I've been having people over for dinner a lot these days, and I've kind of developed a system around this. So here are some simple rules to follow when you have people over for dinner.
Music is important. When you're cleaning your place, you want something fast, something that will get you moving. So feel free to play, say, Paul Oakenfold or Babes in Toyland or Iggy and the Stooges. Or other musicians that appeal to you, since I'm reasonably sure that my selections have probably horrified 98% of the people who read this blog. But you get the idea. Play something that will not mellow you out but get you moving.
However, do not play this stuff when you're say, weilding a large sharp knife and trying to slice vegetables. Just trust me on this one, okay? Shaking your butt to some dance music or flinging yourself around to Iggy Pop is not wise with a blade. This is the time to switch to something more mellow, like Spanish guitar or Billie Holiday or some other relaxing music that you're into.
Food is important, but don't go overboard. I never follow this rule, by the way. I tend to make too much and send people home with the leftovers. But by not going overboard, I mean, don't go making special trips to get ingredients that you'll only use once in your life for a particular dish. Make dishes that require what you've already got (or tend to keep) in your pantry. It's one thing to get one or two things you don't normally need--I had naan bread for one get together, and I don't typically have it in my home (though I love the stuff). But don't make dishes that all require things you don't typically keep onhand.
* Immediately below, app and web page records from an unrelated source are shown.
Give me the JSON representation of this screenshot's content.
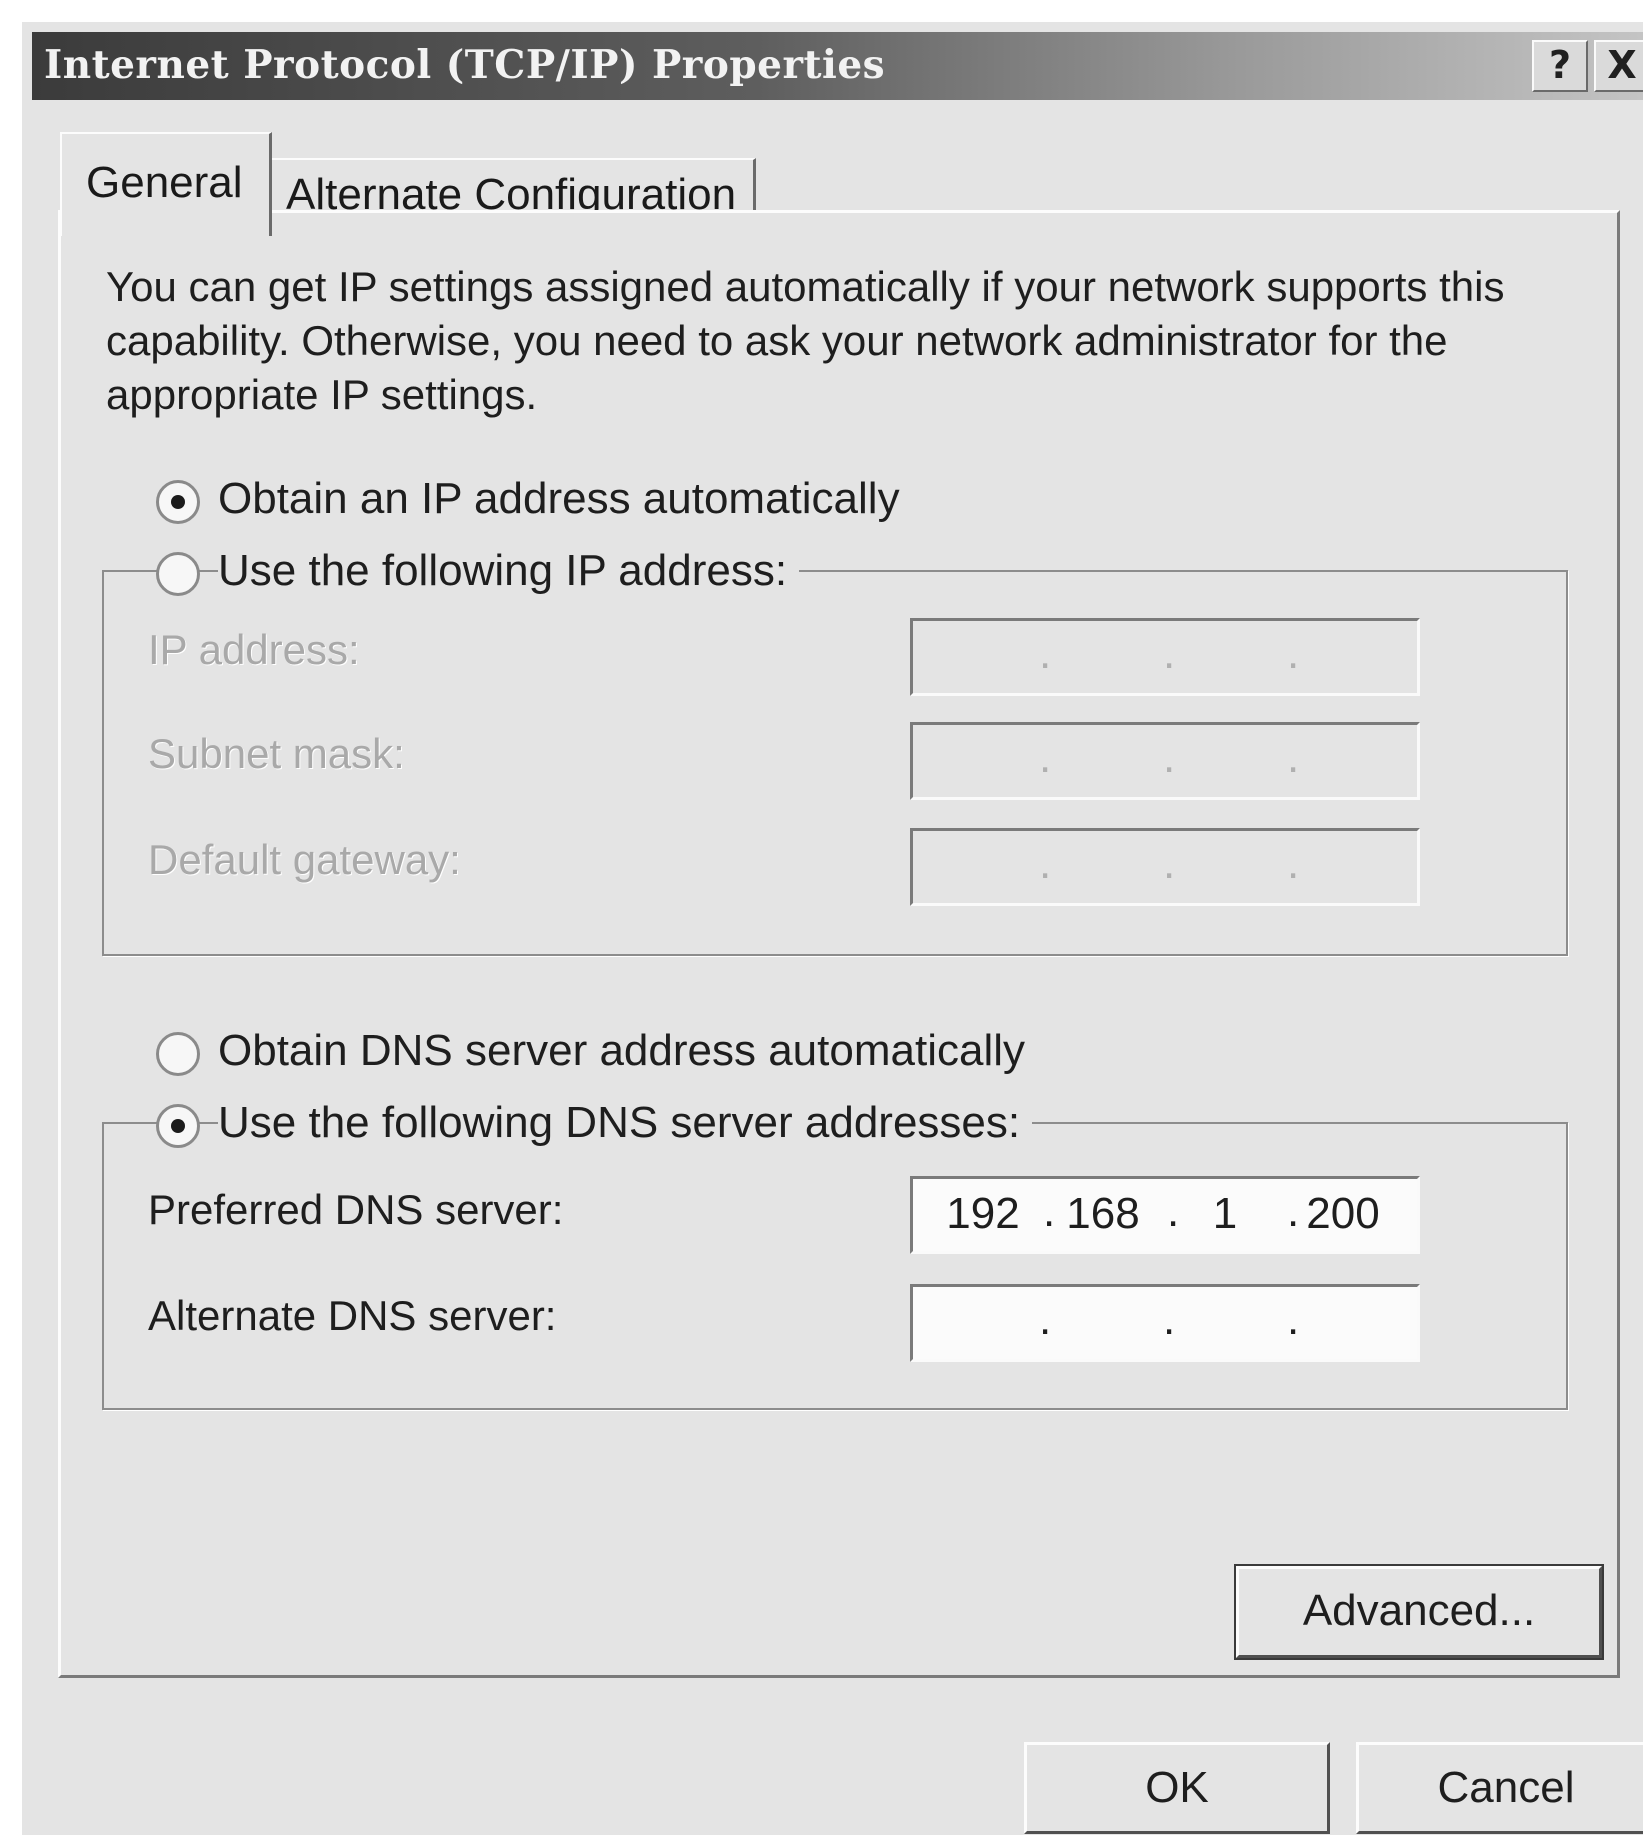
{
  "window": {
    "title": "Internet Protocol (TCP/IP) Properties",
    "help_label": "?",
    "close_label": "X"
  },
  "tabs": [
    {
      "label": "General",
      "active": true
    },
    {
      "label": "Alternate Configuration",
      "active": false
    }
  ],
  "general": {
    "description": "You can get IP settings assigned automatically if your network supports this capability. Otherwise, you need to ask your network administrator for the appropriate IP settings.",
    "ip_mode": {
      "auto_label": "Obtain an IP address automatically",
      "manual_label": "Use the following IP address:",
      "selected": "auto"
    },
    "ip_fields": {
      "ip_address": {
        "label": "IP address:",
        "octets": [
          "",
          "",
          "",
          ""
        ]
      },
      "subnet_mask": {
        "label": "Subnet mask:",
        "octets": [
          "",
          "",
          "",
          ""
        ]
      },
      "default_gateway": {
        "label": "Default gateway:",
        "octets": [
          "",
          "",
          "",
          ""
        ]
      }
    },
    "dns_mode": {
      "auto_label": "Obtain DNS server address automatically",
      "manual_label": "Use the following DNS server addresses:",
      "selected": "manual"
    },
    "dns_fields": {
      "preferred": {
        "label": "Preferred DNS server:",
        "octets": [
          "192",
          "168",
          "1",
          "200"
        ]
      },
      "alternate": {
        "label": "Alternate DNS server:",
        "octets": [
          "",
          "",
          "",
          ""
        ]
      }
    },
    "advanced_label": "Advanced..."
  },
  "buttons": {
    "ok_label": "OK",
    "cancel_label": "Cancel"
  }
}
Make sure you know any dietary restrictions. Look, you have someone coming who keeps kosher or halal, you want to make sure you're not serving anything swine based. Make sure you know for sure if someone's vegetarian or if they're full on vegan. Make sure you know if someone has food allergies. Stabbing someone with an epi pen because you made pesto or used a red curry paste that used shellfish kills any dinner buzz.
Don't be afraid to put people to work. Everyone needs a sous-chef. Everyone could use help with cleanup. And speaking strictly for myself, I'm more comfortable as a guest if I'm doing something to help out.
Don't overstress. Do you know why I enjoy going to friends' houses for dinner? Because I don't have to cook! I don't expect a five-star gourmet meal. I expect to eat, and visit, and have fun. That's it. And that's all people expect when you make them food.
If you have a slow cooker, use it. Otherwise, you'll be in the kitchen all day and not hanging out with your friends. And the point is, to hang out with your friends. The friends you want to keep are the ones who'd gladly eat boxed mac and cheese as long as they got to hang out with you. Those are keepers.